Cory Booker Calls Trump 'Elderly, Weak Specimen,' Rejects Testosterone Urge to Punch President

New Jersey Senator Cory Booker said despite President Donald Trump being an "elderly, out-of-shape man," Democrats are in a "moral moment" and can't stoop to his level of pithy name-calling and "body-shaming."

The 2020 Democratic Party candidate for president said he was approached by a former fellow Stanford University football player at a recent Iowa campaign rally who asked him to "punch Donald Trump in the face." He replied by telling the burly man, "Dude, that's a felony, man." Booker, speaking on Late Night with Seth Meyers, used the anecdote to illustrate how civility can defeat Trump in 2020, although he peppered in several insults about the 73-year-old president's unhealthy weight, strength and stamina.

Booker called Trump a "physically weak specimen" as the crowd cheered and a visibly bothered Meyers asked to move the conversation away from physical insults.

"And you know, Donald Trump is a guy who, you understand, he hurts you," said Booker. "And my testosterone sometimes makes me want to feel like punching him -- which would be bad for the elderly, out-of-shape man that he is if I did that."

Booker said bigotry and demagoguery has always existed in American politics, but that notorious Southern Civil Rights era politicians including George Wallace, and Bull Connor weren't defeated with "bigger dogs and bigger fire hoses," but instead by "artists of activism" who drew upon the American sense of morality.

"How did we beat them before? First off, don't mistake strength for -- 'to be strong you need to be mean,'" Booker said. "We need to be as a party, in this moral moment, we need to talk about not what we're against, but what we're for.

Booker launched a charm offensive in March by saying his campaign would beat Trump's hate with love. On Monday, the New Jersey senator laid out the case for Democrats to employ "courageous empathy" and "civic grace" despite the difficulty of dealing with a president who uses the opposite political tactics.
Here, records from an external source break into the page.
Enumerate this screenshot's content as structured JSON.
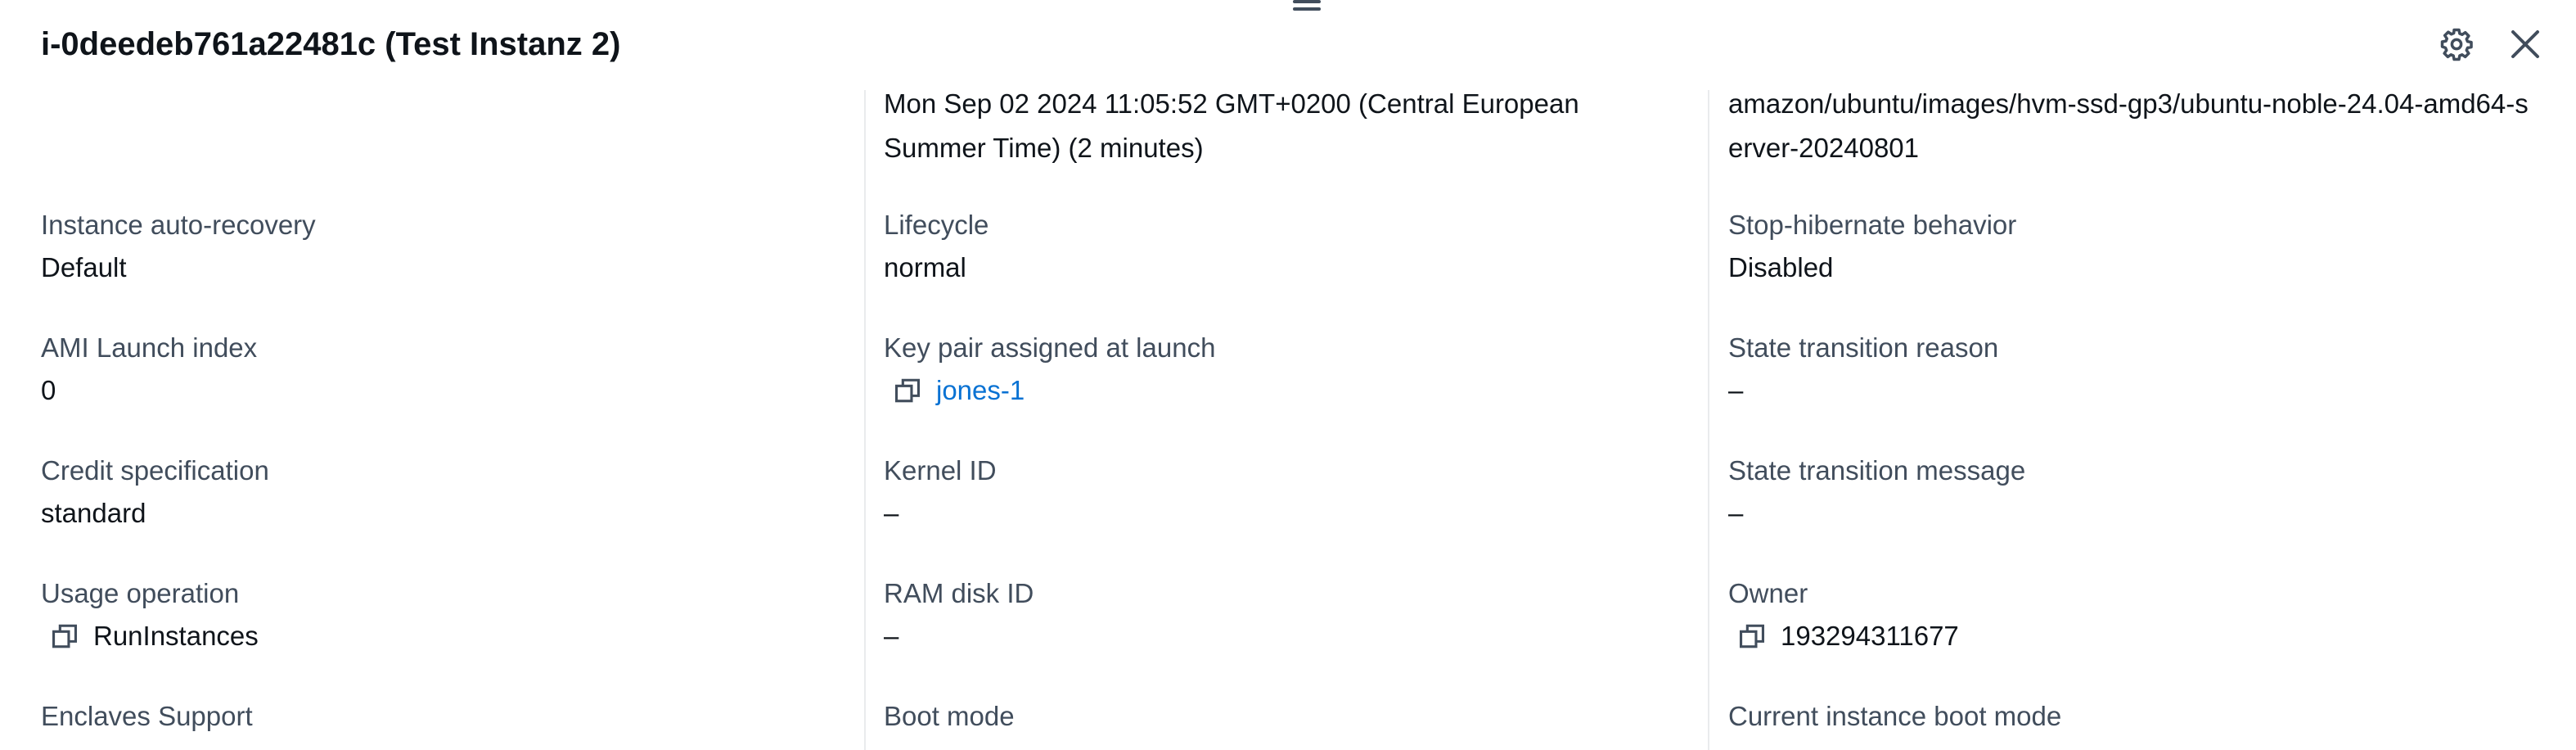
{
  "panel": {
    "title": "i-0deedeb761a22481c (Test Instanz 2)"
  },
  "columns": [
    {
      "fields": [
        {
          "label": "Instance auto-recovery",
          "value": "Default"
        },
        {
          "label": "AMI Launch index",
          "value": "0"
        },
        {
          "label": "Credit specification",
          "value": "standard"
        },
        {
          "label": "Usage operation",
          "value": "RunInstances"
        },
        {
          "label": "Enclaves Support",
          "value": ""
        }
      ]
    },
    {
      "top_value": "Mon Sep 02 2024 11:05:52 GMT+0200 (Central European Summer Time) (2 minutes)",
      "fields": [
        {
          "label": "Lifecycle",
          "value": "normal"
        },
        {
          "label": "Key pair assigned at launch",
          "value": "jones-1"
        },
        {
          "label": "Kernel ID",
          "value": "–"
        },
        {
          "label": "RAM disk ID",
          "value": "–"
        },
        {
          "label": "Boot mode",
          "value": ""
        }
      ]
    },
    {
      "top_value": "amazon/ubuntu/images/hvm-ssd-gp3/ubuntu-noble-24.04-amd64-server-20240801",
      "fields": [
        {
          "label": "Stop-hibernate behavior",
          "value": "Disabled"
        },
        {
          "label": "State transition reason",
          "value": "–"
        },
        {
          "label": "State transition message",
          "value": "–"
        },
        {
          "label": "Owner",
          "value": "193294311677"
        },
        {
          "label": "Current instance boot mode",
          "value": ""
        }
      ]
    }
  ],
  "icons": {
    "settings": "gear-icon",
    "close": "close-icon",
    "copy": "copy-icon",
    "drag": "drag-handle-icon"
  },
  "colors": {
    "text": "#0f141a",
    "label": "#414d5c",
    "link": "#0972d3",
    "divider": "#e9ebed"
  }
}
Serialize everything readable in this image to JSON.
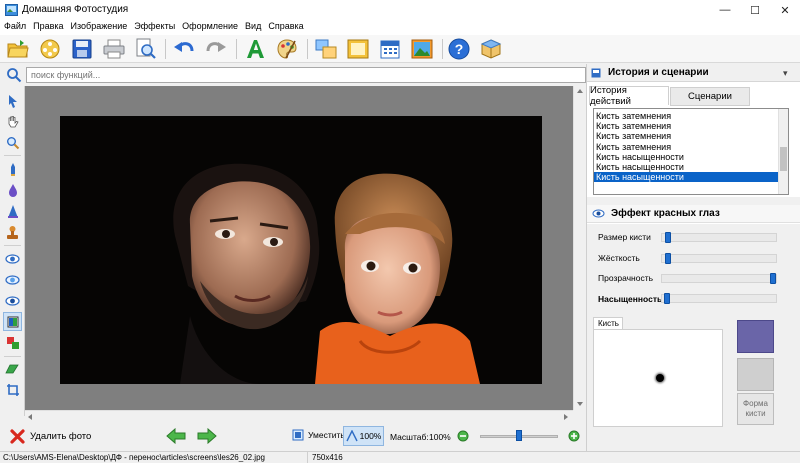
{
  "window": {
    "title": "Домашняя Фотостудия",
    "controls": {
      "minimize": "—",
      "maximize": "☐",
      "close": "✕"
    }
  },
  "menu": [
    "Файл",
    "Правка",
    "Изображение",
    "Эффекты",
    "Оформление",
    "Вид",
    "Справка"
  ],
  "search": {
    "placeholder": "поиск функций..."
  },
  "history_panel": {
    "title": "История и сценарии",
    "tabs": [
      "История действий",
      "Сценарии"
    ],
    "items": [
      "Кисть затемнения",
      "Кисть затемнения",
      "Кисть затемнения",
      "Кисть затемнения",
      "Кисть насыщенности",
      "Кисть насыщенности",
      "Кисть насыщенности"
    ],
    "selected_index": 6
  },
  "effect_panel": {
    "title": "Эффект красных глаз",
    "sliders": [
      {
        "label": "Размер кисти",
        "value": 0.03,
        "bold": false
      },
      {
        "label": "Жёсткость",
        "value": 0.03,
        "bold": false
      },
      {
        "label": "Прозрачность",
        "value": 1.0,
        "bold": false
      },
      {
        "label": "Насыщенность",
        "value": 0.02,
        "bold": true
      }
    ],
    "brush_label": "Кисть",
    "shape_button": "Форма кисти",
    "primary_color": "#6a65a8",
    "secondary_color": "#cfcfcf"
  },
  "bottom": {
    "delete_label": "Удалить фото",
    "fit_label": "Уместить",
    "zoom100_label": "100%",
    "scale_label": "Масштаб:",
    "scale_value": "100%",
    "zoom_slider_value": 0.5
  },
  "status": {
    "path": "C:\\Users\\AMS-Elena\\Desktop\\ДФ - перенос\\articles\\screens\\les26_02.jpg",
    "dimensions": "750x416"
  }
}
"That's [Trump's] tactics," Booker continued. "And you don't beat a bully like him fighting him on his tactics, on his terms, using his turf. He's the body-shamer, he's the guy that tries to drag people in the gutter. This is the moral moment in America, and to me, what we need from our next leader – especially after the time of moral vandalism that we're in right now – is we need a leader that's not going to call us to the worst of who we are, but call us the best of who we are."

Booker said the country has "one of the most shameful criminal justice systems on the planet" and that was what drove him to run for Senate after serving as the mayor of Newark from 2006 to 2013. He complained many in the Democratic Party just want to beat Donald Trump in 2020, but he said the priority should be to aim higher.

cory booker punch trump weak
Cory Booker said despite President Donald Trump being an "elderly, out-of-shape man," Democrats are in a "moral moment" and can't stoop to his level of pithy name-calling and "body-shaming." Screenshot: Late Night with Seth Meyers

"If we make this election all about him -- that's a small man, one office -- that's not what I want this election to just be about," he continued. "We will beat him, I will beta him, but we need more of a movement election ... to create new American majorities, I'm not talking about Democratic majorities, but the fact of the matter is we actually agree about a lot more than we disagree on."

Fellow 2020 presidential candidate Joe Biden has also threatened to physically fight Trump, saying in March 2018 he'd "beat the hell out of him."

During the 2016 presidential election, Trump claimed Democratic opponent Hillary Clinton "doesn't have the stamina" to be president. Conservative news media and Trump's supporters repeatedly questioned the health of Clinton, often pointing to a video of her purportedly "fainting" at a 9/11 memorial ceremony just weeks before the election -- an accusation he denied.